Shows like The Baby-Sitters Club, Tiger King, Love Is Blind, Insecure, Avatar: The Last Airbender and Yellowstone may seem different, but they all have one thing in common: providing comfort TV escapism. "Coronavirus and political anxiety have accelerated this shift toward comfort TV," says Kathryn VanArendonk. "Who wants to be frustrated or made more sad by their entertainment when the outside world itself feels like a sufficiently brutal place? But the trend was already well under way in television, a result of several simultaneous forces: the Peak TV deluge, the dominance of Netflix, prestige-TV exhaustion, Trump-era exhaustion, a more diverse slate of TV creators, and the streaming-era ability to spend hours revisiting old standbys rather than finding the energy for something new.
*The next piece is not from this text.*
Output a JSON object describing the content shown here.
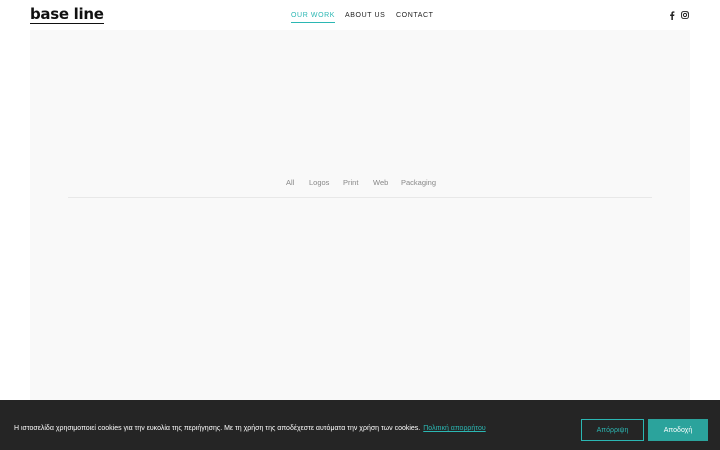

All those things combined have brought us to this moment, this embrace of the comforting and the undemanding. At the same time, there’s the growing awareness that comforting, undemanding TV can be worthy of critical acclaim. I am newly confident in the idea that the categories of 'favorite' and 'best' can be collapsed into each other, carrying all of the favorite-implied ideas of pleasure, subjectivity, and enchantment into the definitions of greatness. Not all comfort TV is great, by any means, but neither was all of prestige TV. The difference now is that accessibility and cheerfulness do not instantly render a show less important. The desire for TV shows that foreground delight rather than despair is not a form of weakness. TV that makes us sad is not inherently better. The pandemic was the final death knell of 'prestige' as a meaningful indicator of anything at all, and I’m glad to see it go."
TOPICS: The Baby-Sitters Club, Netflix, Avatar: The Last Airbender (2005 series), Insecure, Love Is Blind, Tiger King: Murder, Mayhem and Madness, Yellowstone, 2020 Presidential Election, Coronavirus, Peak TV, Trump Presidency